Floating offshore wind turbines are one of the big new ideas in the renewable energy field. They allow us to go far out to sea in deep water in which would be impossible, or vastly expensive, to install devices fixed to the sea-bed. They also avoid the environmental intrusion of sea bed foundations or monopiles.
There is a range of systems being tested, many of them owing much to experience with offshore oil and gas rigs. So perhaps it’s not surprising that the leaders in the field are the Norwegians. Statoil/Norsk Hydro have developed and tested a 2.3 MW Hywind system in water 220 metres deep off the coast of Norway, while Sway is developing a novel 10MW floating turbine.
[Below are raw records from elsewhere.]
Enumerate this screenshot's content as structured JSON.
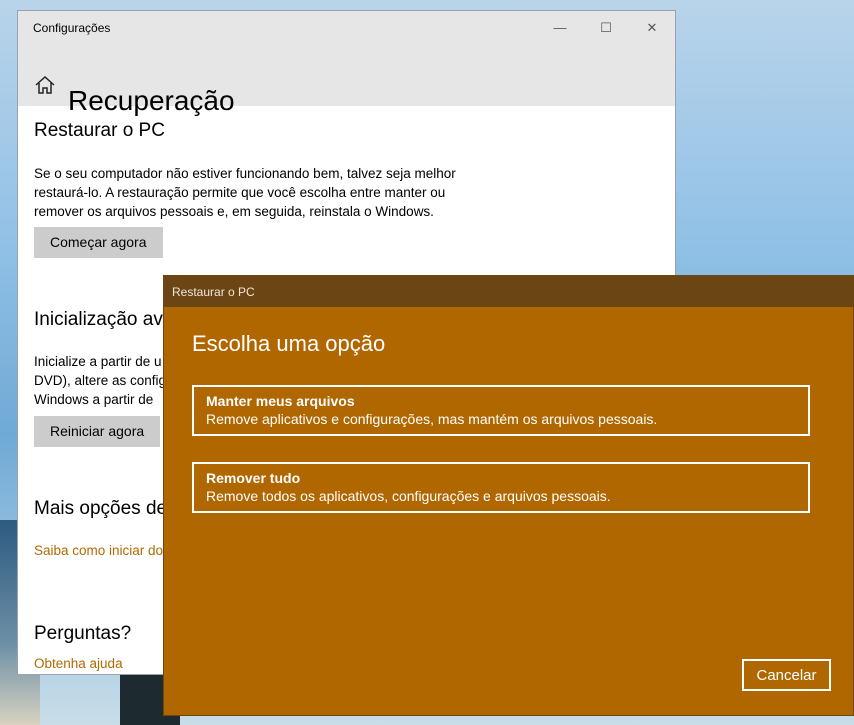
{
  "settings": {
    "window_title": "Configurações",
    "controls": {
      "minimize": "—",
      "maximize": "☐",
      "close": "✕"
    },
    "page_title": "Recuperação",
    "reset": {
      "title": "Restaurar o PC",
      "line1": "Se o seu computador não estiver funcionando bem, talvez seja melhor",
      "line2": "restaurá-lo. A restauração permite que você escolha entre manter ou",
      "line3": "remover os arquivos pessoais e, em seguida, reinstala o Windows.",
      "button": "Começar agora"
    },
    "advanced": {
      "title": "Inicialização av",
      "line1": "Inicialize a partir de u",
      "line2": "DVD), altere as config",
      "line3": "Windows a partir de",
      "button": "Reiniciar agora"
    },
    "more": {
      "title": "Mais opções de",
      "link": "Saiba como iniciar do"
    },
    "questions": {
      "title": "Perguntas?",
      "link": "Obtenha ajuda"
    }
  },
  "dialog": {
    "title": "Restaurar o PC",
    "heading": "Escolha uma opção",
    "options": [
      {
        "title": "Manter meus arquivos",
        "desc": "Remove aplicativos e configurações, mas mantém os arquivos pessoais."
      },
      {
        "title": "Remover tudo",
        "desc": "Remove todos os aplicativos, configurações e arquivos pessoais."
      }
    ],
    "cancel": "Cancelar"
  },
  "colors": {
    "accent": "#b06700",
    "dialog_titlebar": "#6b4513",
    "link": "#b06a00"
  }
}
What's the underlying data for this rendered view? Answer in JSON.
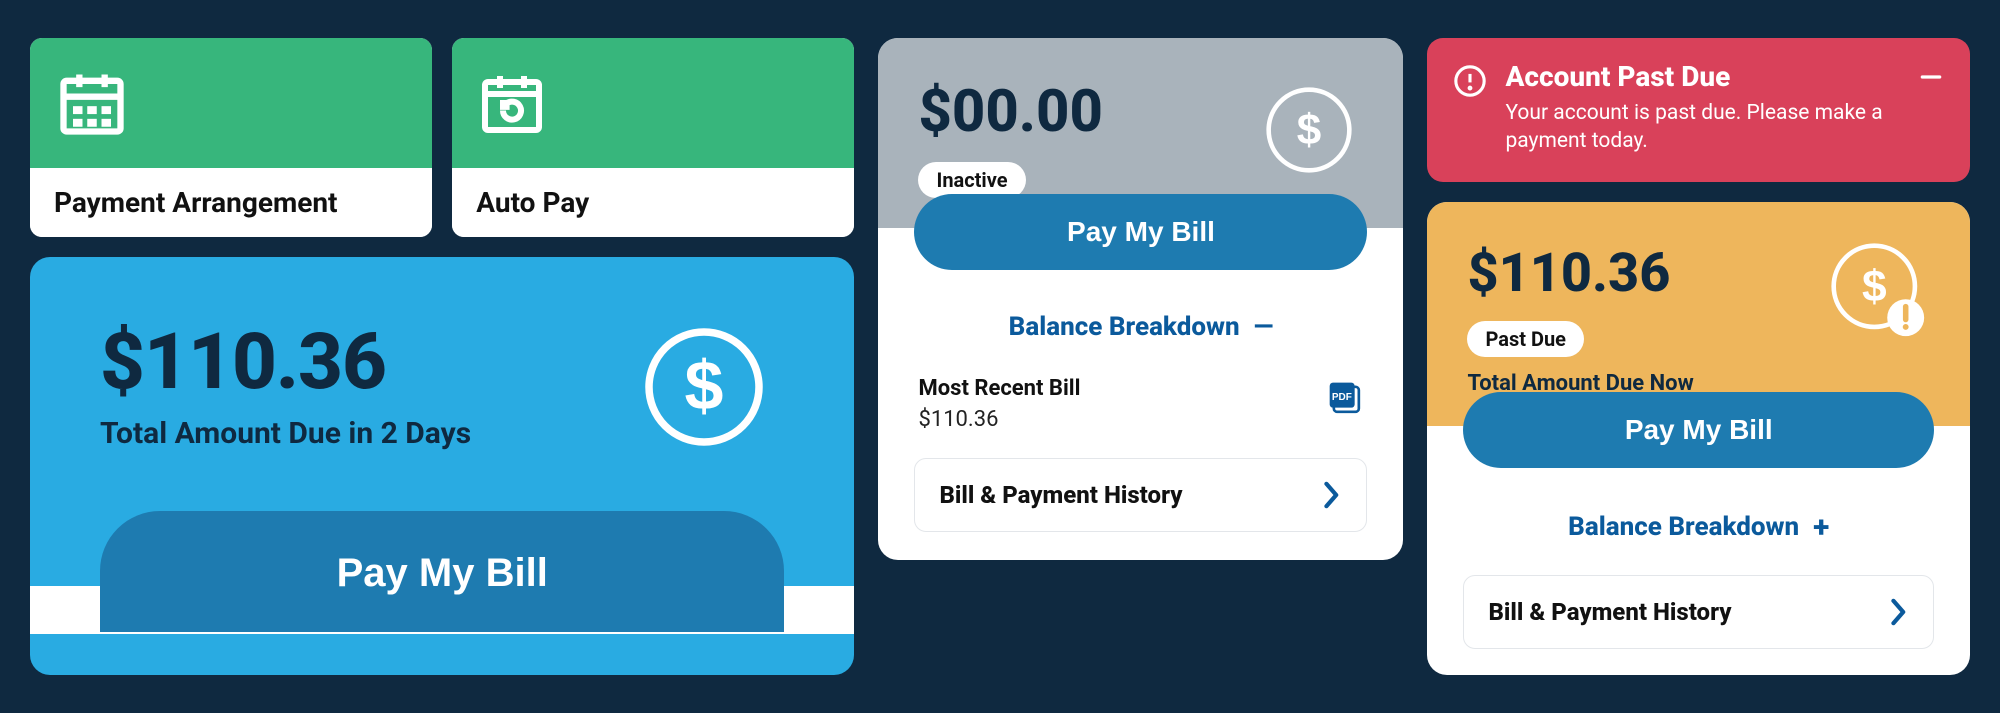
{
  "tiles": {
    "payment_arrangement": {
      "label": "Payment Arrangement"
    },
    "auto_pay": {
      "label": "Auto Pay"
    }
  },
  "main_card": {
    "amount": "$110.36",
    "subtitle": "Total Amount Due in 2 Days",
    "pay_button": "Pay My Bill"
  },
  "inactive_card": {
    "amount": "$00.00",
    "status_pill": "Inactive",
    "pay_button": "Pay My Bill",
    "breakdown_label": "Balance Breakdown",
    "breakdown_symbol": "—",
    "recent_label": "Most Recent Bill",
    "recent_value": "$110.36",
    "history_label": "Bill & Payment History"
  },
  "alert": {
    "title": "Account Past Due",
    "body": "Your account is past due. Please make a payment today."
  },
  "past_due_card": {
    "amount": "$110.36",
    "status_pill": "Past Due",
    "subtitle": "Total Amount Due Now",
    "pay_button": "Pay My Bill",
    "breakdown_label": "Balance Breakdown",
    "breakdown_symbol": "+",
    "history_label": "Bill & Payment History"
  }
}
They both are essentially like the vertical bobbing floats used for fishing, with a long tail under the water providing buoyancy and supporting a conventional propeller-type wind turbine above the water line. They are kept vertical by sea-bed tethers, although the Sway system is designed to be able tilt by up to 8 degrees.
The Dutch have also developed a tension leg platform system, based on oil rig technology, called Blue H. http://www.bluehusa.com/
A prototype is being tested in the Mediterranean- in 108 meters waters at a distance of 10.6 nautical miles from the coast of Puglia in Southern Italy. France plans to install four floating offshore wind turbines and a 3.5 MW. Blue H is a candidate.
The UK is also in the race. Engineering firm Arup is working with an academic consortium backed by Rolls Royce, Shell and BP and linked to architects Grimshaw, on a 10MW “Aerogenerator X”, a novel V- shaped vertical axis floating offshore wind machine, measuring 300m from blade tip to tip. The first unit could be ready in 2013-14. See http://www.windpower.ltd.uk/ and http://vimeo.com/13654447
This grew out of the NOVA (Novel Offshore Vertical Axis) project, backed by the Energy Technology Institute (ETI) and involving Cranfield University, QinetiQ, Strathclyde University, Sheffield University. http://www.nova-project.co.uk/
The ETI has also funded development work on a concrete version of the Blue H design, with involvement from amongst others BAE Systems. In parallel US wind company Clipper, is planning to build the more conventional 7.5 MW “Britannia” deep-sea offshore turbine in north-east England in conjunction with NaREC, the New and Renewable Energy Centre.
The first in UK waters though could be a version of Hywind- Statoil is planning to build an offshore wind farm using 3 to 5 floating turbines developed for its HyWind project off the northeast coast of Scotland.
Feargal Brennan, head of offshore engineering at Cranfield University, where much of the Aerogenerator X development work has been carried out, told the Guardian (26/7/10) ‘There is a wonderful race on. It’s very tight and the prize is domination of the global offshore wind energy market. The UK has come late to the race, but with 40 years of oil and gas experience we have the chance to lead the world. The new [Aero-generator] turbine is based on semi-submersible oil platform technology and does not have the same weight constraints as a normal wind turbine. The radical new design is half the height of an equivalent [conventional] turbine.’ He added that the design could be expanded to produce turbines that generated 20MW or more.
Bigger machine have both advantages and problems. Doubling the diameter leads to four times as much power, but eight times as much weight and can also increase costs by a factor of eight. However vertical axis machines may be lighter, since they need no tower, and may also have the advantage of easier maintenance access and higher stability in high winds.
The USA, so far rather back-ward in developing off shore wind, has now also got into the race. One argument had been that, unlike the UK, which has shallow water offshore (with 1 GW of offshore wind now in place), US coastal waters were deep, so that offshore wind wasn’t very practical. There were also environmental and visual intrusion objections to location near-shore. For example the wind farm proposed for off Cape Cod has only just now been given the go ahead after 10 years of regulatory and legal battles. It will be the USA first offshore wind project. But deepwater floating turbines may change the game.
The US National Science Foundation, has now funded a 3 year project to see if the construction of floating wind turbines in the deep- ocean is a viable. And the State of Maine has just proposed a plan for installing up to 30MW of deepwater marine power, of which only 5MW can be tidal the rest being wind, which must be floating -and be expandable to 100MW or more. Hywind is said to be a candidate.
Back in the UK, the potential for floating offshore wind is very large.. The PIRC Offshore Valuation puts the practical potential at 870TWh/yr, with 660TWh/yr more beyond 100nm out. In all, that’s about four times UK electricity consumption. www.offshorevaluation.org
Of course location that far out will mean that the cost of the undersea grid links will be high, but deep sea wind seems likely to become increasingly attractive as a north sea supergrid network is established, with new UK- to-continental HVDC power grids linking in offshore wind farms across the area, helping the balance local and regional variations in wind availability.
For updates on renewable energy developments in the UK and elsewhere see : www.natta-renew.org